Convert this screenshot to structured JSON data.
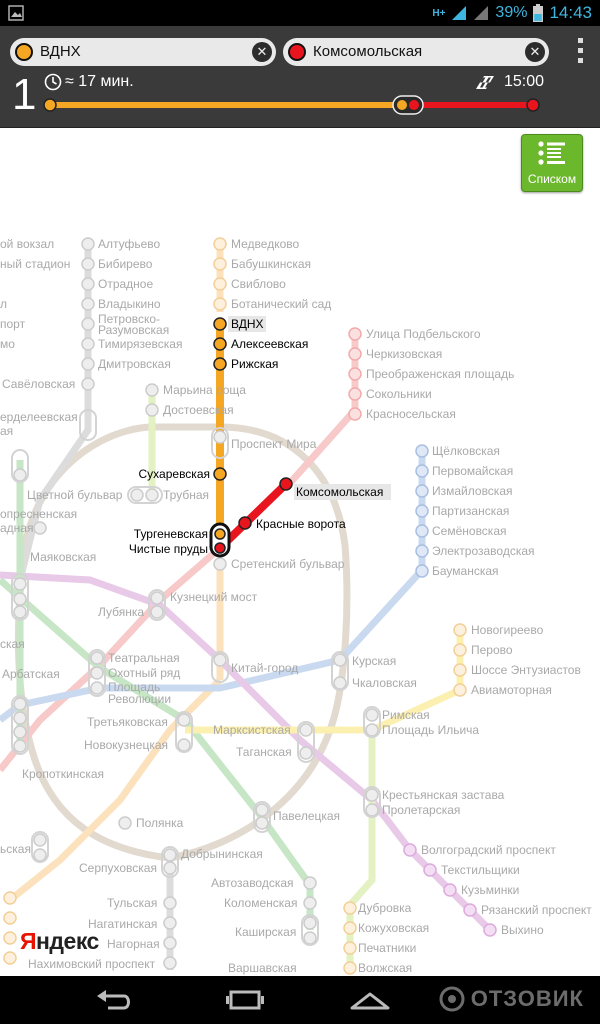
{
  "status_bar": {
    "network": "H+",
    "battery": "39%",
    "time": "14:43"
  },
  "route": {
    "from": {
      "label": "ВДНХ",
      "color": "#f5a623"
    },
    "to": {
      "label": "Комсомольская",
      "color": "#e8141e"
    },
    "number": "1",
    "duration": "≈ 17 мин.",
    "arrival": "15:00",
    "bar_colors": {
      "orange": "#f5a623",
      "red": "#e8141e"
    }
  },
  "list_button": {
    "label": "Списком"
  },
  "brand": {
    "first": "Я",
    "rest": "ндекс"
  },
  "watermark": "ОТЗОВИК",
  "map": {
    "active_stations": [
      "ВДНХ",
      "Алексеевская",
      "Рижская",
      "Сухаревская",
      "Тургеневская",
      "Чистые пруды",
      "Красные ворота",
      "Комсомольская"
    ],
    "stations": [
      "ой вокзал",
      "ный стадион",
      "л",
      "порт",
      "мо",
      "Савёловская",
      "ерделеевская",
      "ая",
      "опресненская",
      "адная",
      "Цветной бульвар",
      "Маяковская",
      "ская",
      "Арбатская",
      "Кропоткинская",
      "ьская",
      "Нахимовский проспект",
      "Алтуфьево",
      "Бибирево",
      "Отрадное",
      "Владыкино",
      "Петровско-",
      "Разумовская",
      "Тимирязевская",
      "Дмитровская",
      "Медведково",
      "Бабушкинская",
      "Свиблово",
      "Ботанический сад",
      "Марьина роща",
      "Достоевская",
      "Проспект Мира",
      "Трубная",
      "Сретенский бульвар",
      "Улица Подбельского",
      "Черкизовская",
      "Преображенская площадь",
      "Сокольники",
      "Красносельская",
      "Щёлковская",
      "Первомайская",
      "Измайловская",
      "Партизанская",
      "Семёновская",
      "Электрозаводская",
      "Бауманская",
      "Кузнецкий мост",
      "Лубянка",
      "Театральная",
      "Охотный ряд",
      "Площадь",
      "Революции",
      "Китай-город",
      "Курская",
      "Чкаловская",
      "Новогиреево",
      "Перово",
      "Шоссе Энтузиастов",
      "Авиамоторная",
      "Третьяковская",
      "Новокузнецкая",
      "Марксистская",
      "Таганская",
      "Римская",
      "Площадь Ильича",
      "Полянка",
      "Павелецкая",
      "Крестьянская застава",
      "Пролетарская",
      "Волгоградский проспект",
      "Текстильщики",
      "Кузьминки",
      "Рязанский проспект",
      "Выхино",
      "Серпуховская",
      "Добрынинская",
      "Автозаводская",
      "Коломенская",
      "Каширская",
      "Варшавская",
      "Тульская",
      "Нагатинская",
      "Нагорная",
      "Дубровка",
      "Кожуховская",
      "Печатники",
      "Волжская"
    ],
    "line_colors": {
      "sokolnicheskaya": "#f7c9c9",
      "zamoskvoretskaya": "#c6e6c6",
      "arbatskaya": "#c9d9f0",
      "filevskaya": "#cfe9f7",
      "koltsevaya": "#e2d9cf",
      "kaluzhskaya": "#fbe2bd",
      "tagansko": "#e8c9e8",
      "kalininskaya": "#fbf0b0",
      "serpukhovskaya": "#dcdcdc",
      "lyublinskaya": "#e4f1c2"
    }
  }
}
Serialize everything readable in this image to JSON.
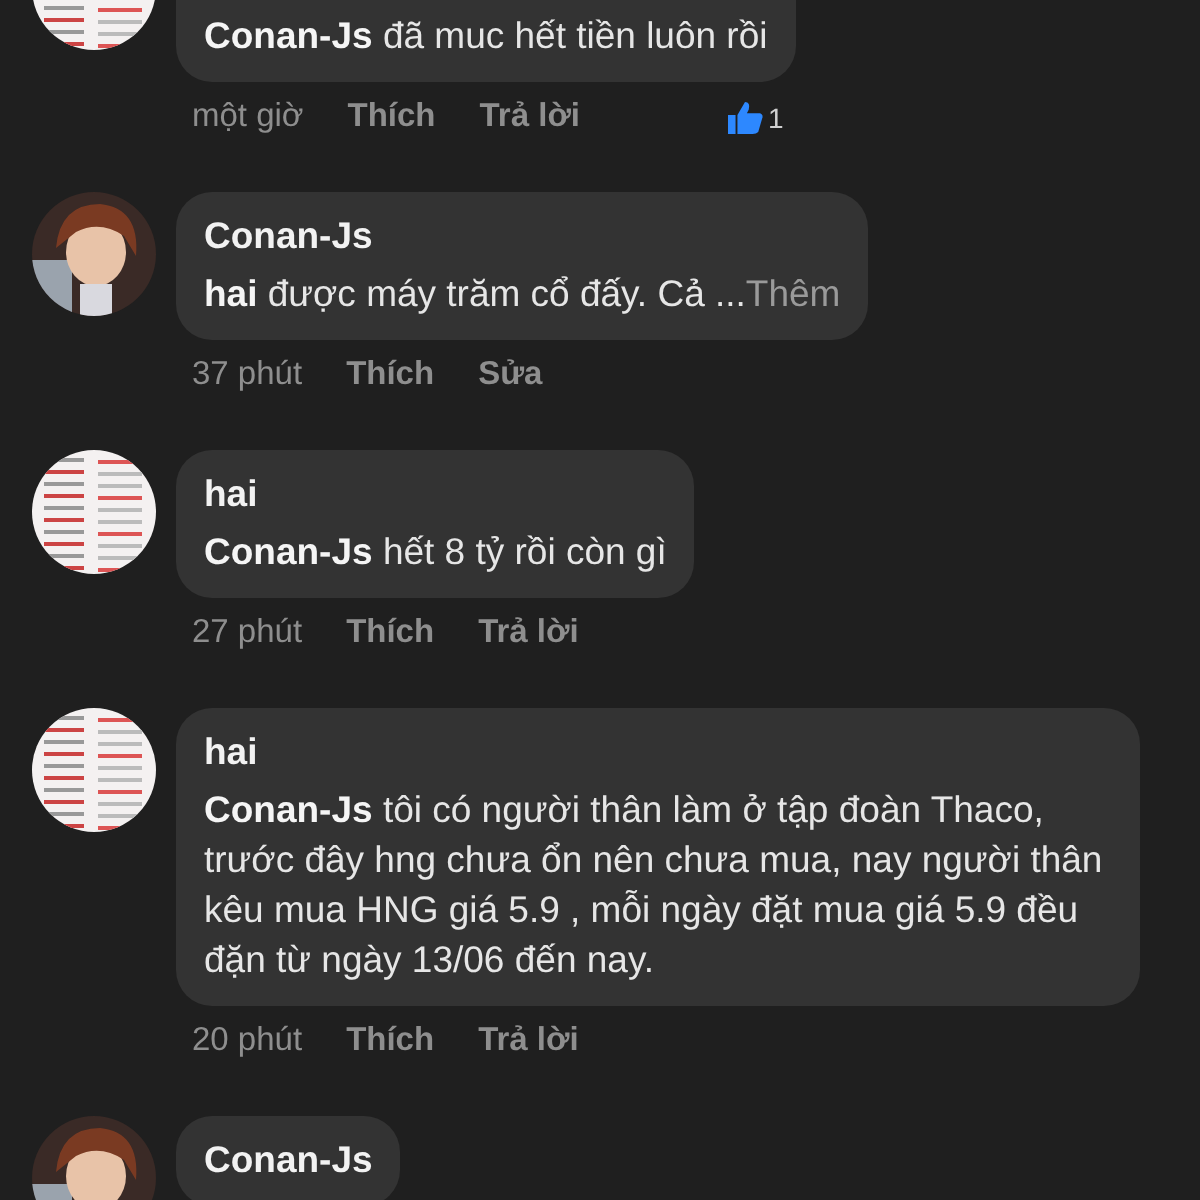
{
  "comments": [
    {
      "avatar": {
        "kind": "collage"
      },
      "tag": "Conan-Js",
      "text": "đã muc hết tiền luôn rồi",
      "meta": {
        "time": "một giờ",
        "actions": [
          "Thích",
          "Trả lời"
        ]
      },
      "reactions": {
        "count": "1"
      }
    },
    {
      "avatar": {
        "kind": "portrait"
      },
      "author": "Conan-Js",
      "tag": "hai",
      "text": "được máy trăm cổ đấy. Cả ...",
      "more": "Thêm",
      "meta": {
        "time": "37 phút",
        "actions": [
          "Thích",
          "Sửa"
        ]
      }
    },
    {
      "avatar": {
        "kind": "collage"
      },
      "author": "hai",
      "tag": "Conan-Js",
      "text": "hết 8 tỷ rồi còn gì",
      "meta": {
        "time": "27 phút",
        "actions": [
          "Thích",
          "Trả lời"
        ]
      }
    },
    {
      "avatar": {
        "kind": "collage"
      },
      "author": "hai",
      "tag": "Conan-Js",
      "text": "tôi có người thân làm ở tập đoàn Thaco, trước đây hng chưa ổn nên chưa mua, nay người thân kêu mua  HNG giá 5.9 , mỗi ngày đặt mua giá 5.9 đều đặn từ ngày 13/06 đến nay.",
      "meta": {
        "time": "20 phút",
        "actions": [
          "Thích",
          "Trả lời"
        ]
      }
    },
    {
      "avatar": {
        "kind": "portrait"
      },
      "author": "Conan-Js"
    }
  ]
}
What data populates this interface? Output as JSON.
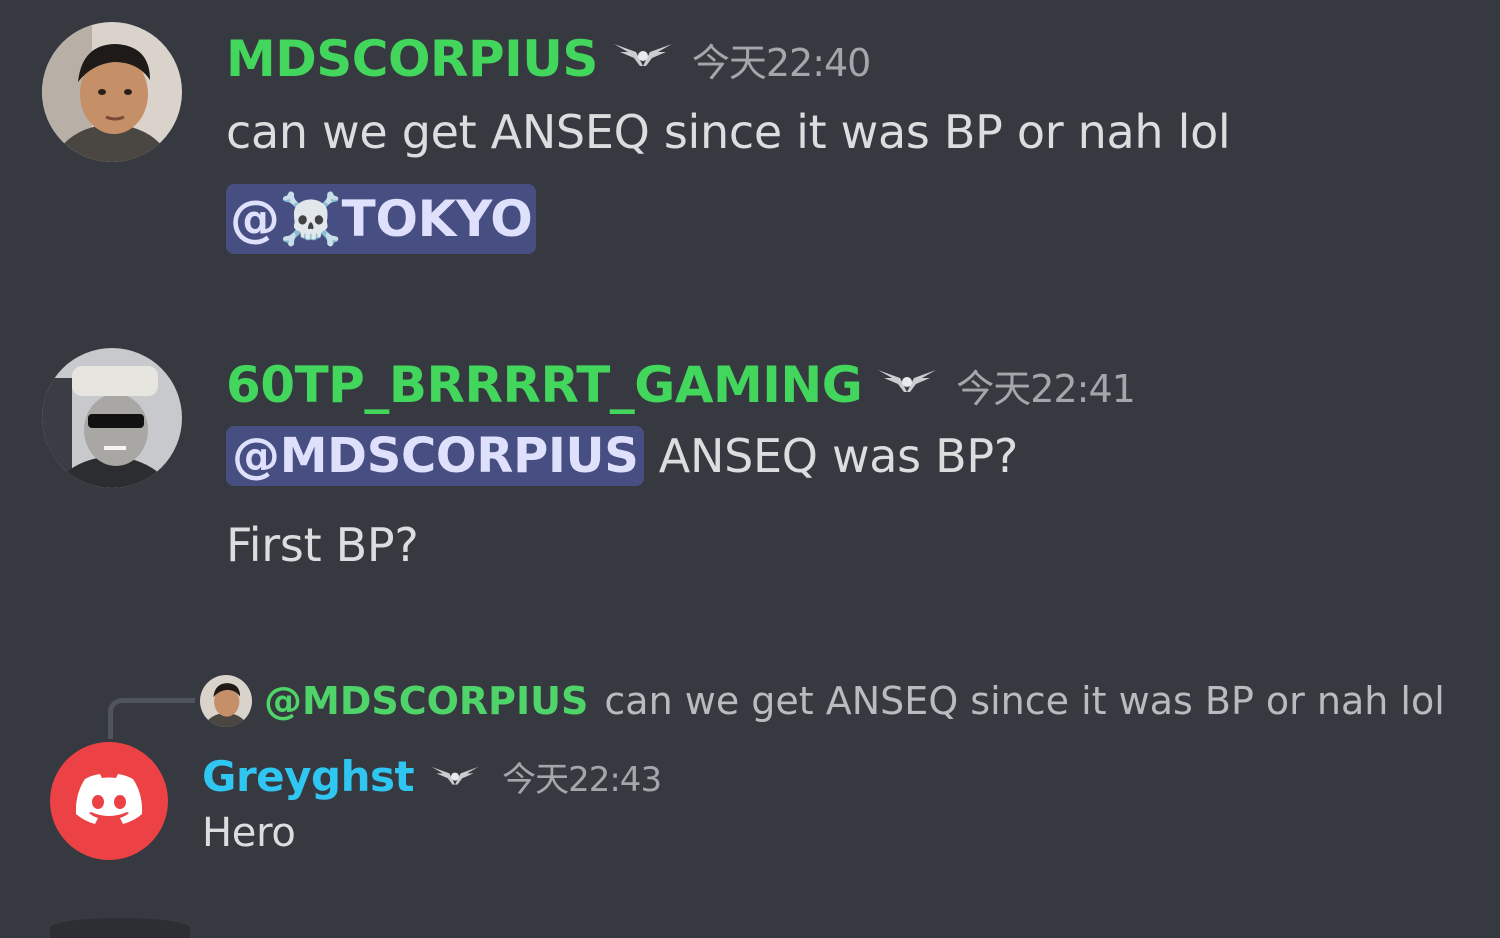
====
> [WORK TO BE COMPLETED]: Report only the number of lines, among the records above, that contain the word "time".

> [WRITTEN RESPONSE]: 5